--- Exercise objective ---
Below is a block of records. Copy every line in it that contains the word "shortcut".
================================
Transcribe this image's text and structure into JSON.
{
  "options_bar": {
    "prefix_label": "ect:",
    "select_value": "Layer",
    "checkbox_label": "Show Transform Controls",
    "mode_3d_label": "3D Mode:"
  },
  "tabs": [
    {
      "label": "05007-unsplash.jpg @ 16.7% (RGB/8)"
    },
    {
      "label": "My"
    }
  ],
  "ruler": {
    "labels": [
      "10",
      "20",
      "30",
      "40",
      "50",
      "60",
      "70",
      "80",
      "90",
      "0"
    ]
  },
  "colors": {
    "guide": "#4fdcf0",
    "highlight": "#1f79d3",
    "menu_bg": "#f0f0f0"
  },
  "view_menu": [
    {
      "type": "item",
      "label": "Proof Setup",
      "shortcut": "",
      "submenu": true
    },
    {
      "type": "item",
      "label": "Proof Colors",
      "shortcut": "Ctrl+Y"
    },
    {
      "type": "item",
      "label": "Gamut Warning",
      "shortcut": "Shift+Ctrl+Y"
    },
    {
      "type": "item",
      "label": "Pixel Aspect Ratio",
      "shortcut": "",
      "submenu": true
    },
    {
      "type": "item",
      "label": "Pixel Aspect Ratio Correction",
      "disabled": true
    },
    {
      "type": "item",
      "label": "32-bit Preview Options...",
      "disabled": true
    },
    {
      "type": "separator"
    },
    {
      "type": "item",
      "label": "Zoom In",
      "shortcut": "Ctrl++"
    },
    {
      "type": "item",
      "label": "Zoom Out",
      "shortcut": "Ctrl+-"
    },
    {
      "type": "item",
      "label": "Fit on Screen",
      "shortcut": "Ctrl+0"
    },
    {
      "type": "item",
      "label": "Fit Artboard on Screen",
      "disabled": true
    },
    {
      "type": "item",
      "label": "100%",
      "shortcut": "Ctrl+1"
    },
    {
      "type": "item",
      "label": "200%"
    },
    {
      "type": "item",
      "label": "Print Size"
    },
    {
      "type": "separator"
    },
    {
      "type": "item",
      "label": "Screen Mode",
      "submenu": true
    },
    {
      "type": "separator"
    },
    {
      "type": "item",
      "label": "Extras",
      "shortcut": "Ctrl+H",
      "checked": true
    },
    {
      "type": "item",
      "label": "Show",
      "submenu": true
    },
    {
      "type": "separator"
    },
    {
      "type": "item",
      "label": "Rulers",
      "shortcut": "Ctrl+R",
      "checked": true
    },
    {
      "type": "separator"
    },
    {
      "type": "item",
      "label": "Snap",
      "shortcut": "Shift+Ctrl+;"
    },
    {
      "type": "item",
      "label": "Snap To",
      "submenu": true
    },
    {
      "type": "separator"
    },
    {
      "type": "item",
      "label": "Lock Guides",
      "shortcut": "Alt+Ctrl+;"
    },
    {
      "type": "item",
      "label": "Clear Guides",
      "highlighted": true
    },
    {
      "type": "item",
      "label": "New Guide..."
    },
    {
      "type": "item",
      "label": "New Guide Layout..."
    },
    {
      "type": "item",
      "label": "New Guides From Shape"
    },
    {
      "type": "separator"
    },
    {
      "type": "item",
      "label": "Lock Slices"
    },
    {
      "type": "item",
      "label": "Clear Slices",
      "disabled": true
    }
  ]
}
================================
--- Answer space ---
      "shortcut": "",
      "shortcut": "Ctrl+Y"
      "shortcut": "Shift+Ctrl+Y"
      "shortcut": "",
      "shortcut": "Ctrl++"
      "shortcut": "Ctrl+-"
      "shortcut": "Ctrl+0"
      "shortcut": "Ctrl+1"
      "shortcut": "Ctrl+H",
      "shortcut": "Ctrl+R",
      "shortcut": "Shift+Ctrl+;"
      "shortcut": "Alt+Ctrl+;"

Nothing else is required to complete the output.